Thank you for sharing this Coffee Hour with me as I write from my heart to yours about this subject of communication that literally thousands of books have been written about! Grab your coffee and your red Strand of Faith and let’s go tie the final knots in this relevant subject.
Proverbs 15:2 says that the tongue of the wise uses knowledge, in other words, we step back emotionally and mentally before jumping forward with a reaction. This is the difference between responding vs. reacting. In fact, we are supposed to take this time to step back and sort of season our talk with some salt … salt ads flavor, the flavor of kindness, gentleness, peace, patience … and self-control! The ESV of the Bible translates Colossians 4:6 this way: “Let your speech always be gracious, seasoned with salt, so that you may know how you ought to answer each person.”
Well, this tells us that each person, each situation, each disagreement needs a different response, but no matter what the response, we’ve got to step back before we jump forward. See this is the biggest challenge when someone has challenged us, right? How can we pour salt on our words so as to not inflict wounds or add to an already-existing wound? The first and only thing that comes to mind is to do a heart check! I remember an angry husband coming to me one time, sharing all kinds of ugly stuff about his wife. He demanded that I talk with the Pastor of our church and the Associate Pastor, and fill them both in on all her dirty laundry. He demanded a whole host of other things, but … anyway, after reading through his email twice, and some time in prayer, I responded with a question: What’s your motive? If your motive is for restoration, to help in the healing process, that’s great; but if your motive is to bring her harm, to hurt her because she’s hurt you, then you will have to take that up with God because I cannot participate in that. So check your heart, your motive.”
He didn’t respond!
In times of conflict, sometimes we must say nothing at all but let our actions speak for us. In 1st Peter 3:1, Peter tells us that many can be won over not by our words but by our conduct. This isn’t for just the spouse married to an unbeliever, although it’s a great piece of wisdom for those in that situation. There’s no point in climbing the mountain of change, getting to the top or peak of a change and shouting, “I’ve changed; can’t you see I’ve changed?” We must allow our lives to be the voice.
Can you think of someone who has influenced you with their lives, not just their words? Paul is gifted in this area of communication and points out this truth: how would we even have faith without the knowledge imparted through good communication? We take that leap of faith because someone communicates to us in a way that grabs at our heart and squeezes it and causes us to recognize the necessity of the reality of Christ. Do you see what I mean?
Have you ever been listening to a message from a pastor, or someone on the radio, or even someone face to face and wondered, how in the world did they get such a clear picture of my dirty laundry? Do they have a camera or X-ray vision that goes straight to my mind and down to my heart?

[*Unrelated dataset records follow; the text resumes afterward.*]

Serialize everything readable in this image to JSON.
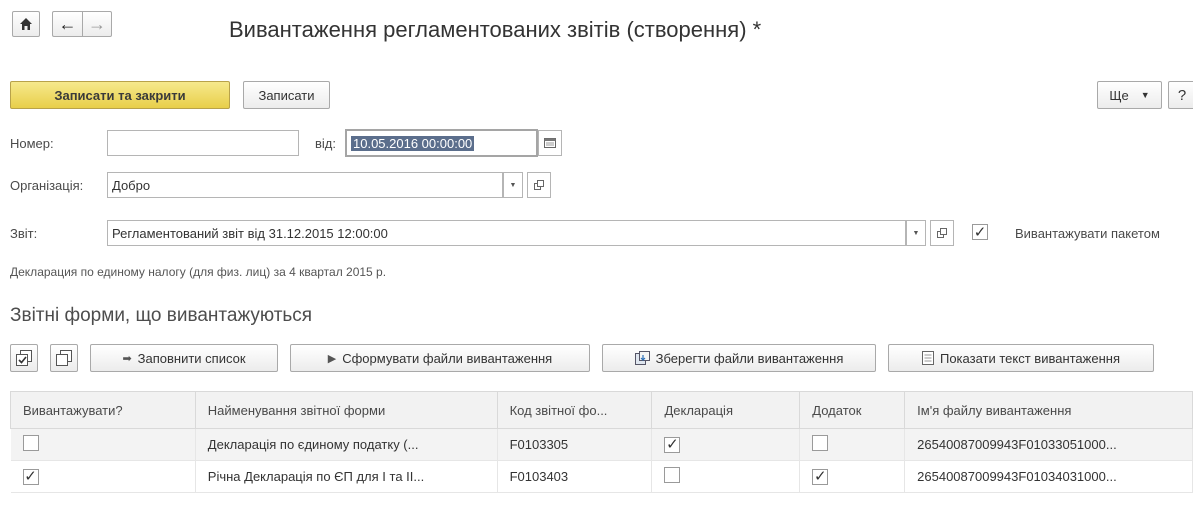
{
  "nav": {
    "home_icon": "home-icon",
    "back_arrow": "←",
    "forward_arrow": "→"
  },
  "window": {
    "title": "Вивантаження регламентованих звітів (створення) *"
  },
  "toolbar": {
    "save_close_label": "Записати та закрити",
    "save_label": "Записати",
    "more_label": "Ще",
    "help_label": "?"
  },
  "form": {
    "number_label": "Номер:",
    "number_value": "",
    "date_label": "від:",
    "date_value": "10.05.2016 00:00:00",
    "org_label": "Організація:",
    "org_value": "Добро",
    "report_label": "Звіт:",
    "report_value": "Регламентований звіт від 31.12.2015 12:00:00",
    "batch_checked": true,
    "batch_label": "Вивантажувати пакетом",
    "description": "Декларация по единому налогу (для физ. лиц) за 4 квартал 2015 р."
  },
  "section": {
    "title": "Звітні форми, що вивантажуються"
  },
  "table_toolbar": {
    "fill_label": "Заповнити список",
    "generate_label": "Сформувати файли вивантаження",
    "save_files_label": "Зберегти файли вивантаження",
    "show_text_label": "Показати текст вивантаження"
  },
  "table": {
    "columns": [
      "Вивантажувати?",
      "Найменування звітної форми",
      "Код звітної фо...",
      "Декларація",
      "Додаток",
      "Ім'я файлу вивантаження"
    ],
    "rows": [
      {
        "export": false,
        "name": "Декларація по єдиному податку (...",
        "code": "F0103305",
        "declaration": true,
        "attachment": false,
        "filename": "26540087009943F01033051000..."
      },
      {
        "export": true,
        "name": "Річна Декларація по ЄП для І та ІІ...",
        "code": "F0103403",
        "declaration": false,
        "attachment": true,
        "filename": "26540087009943F01034031000..."
      }
    ]
  }
}
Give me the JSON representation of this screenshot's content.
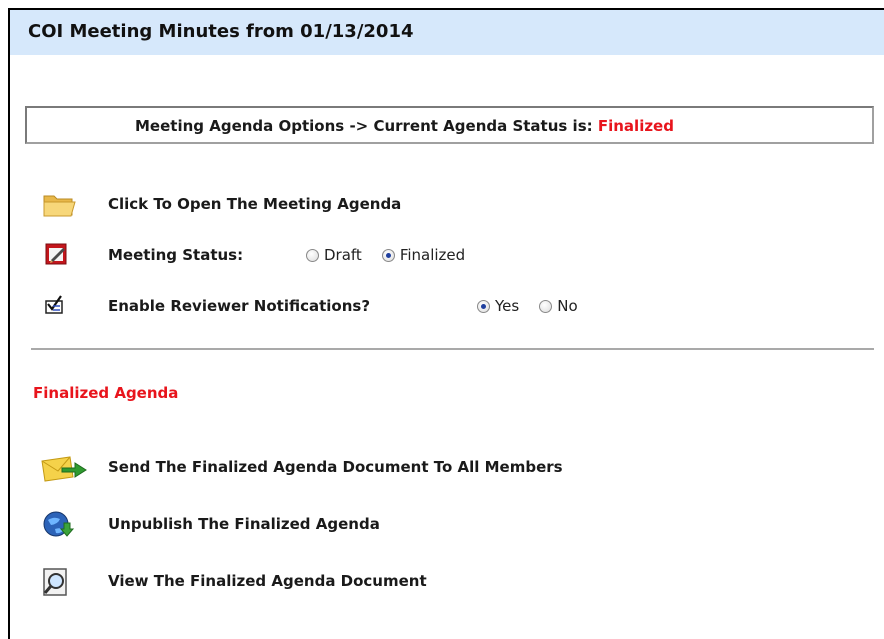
{
  "header": {
    "title": "COI Meeting Minutes from 01/13/2014"
  },
  "agenda_options": {
    "prefix": "Meeting Agenda Options -> Current Agenda Status is: ",
    "status": "Finalized"
  },
  "open_agenda": {
    "label": "Click To Open The Meeting Agenda",
    "icon": "folder-icon"
  },
  "meeting_status": {
    "label": "Meeting Status:",
    "icon": "calendar-edit-icon",
    "options": [
      {
        "label": "Draft",
        "selected": false
      },
      {
        "label": "Finalized",
        "selected": true
      }
    ]
  },
  "reviewer_notifications": {
    "label": "Enable Reviewer Notifications?",
    "icon": "checklist-icon",
    "options": [
      {
        "label": "Yes",
        "selected": true
      },
      {
        "label": "No",
        "selected": false
      }
    ]
  },
  "finalized_section": {
    "heading": "Finalized Agenda",
    "actions": [
      {
        "label": "Send The Finalized Agenda Document To All Members",
        "icon": "send-mail-icon"
      },
      {
        "label": "Unpublish The Finalized Agenda",
        "icon": "globe-download-icon"
      },
      {
        "label": "View The Finalized Agenda Document",
        "icon": "document-magnifier-icon"
      }
    ]
  },
  "colors": {
    "header_bg": "#d6e8fb",
    "status_red": "#e8141c",
    "radio_dot": "#1f3f9e"
  }
}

So who or what communicated to you your need for a Savior?
That’s almost a wrap on this sacrifice! Next week, we will cover the final part in this sacrifice of communication, because without it, we would most certainly continuously fail in this area of communication and in this sacrificial journey!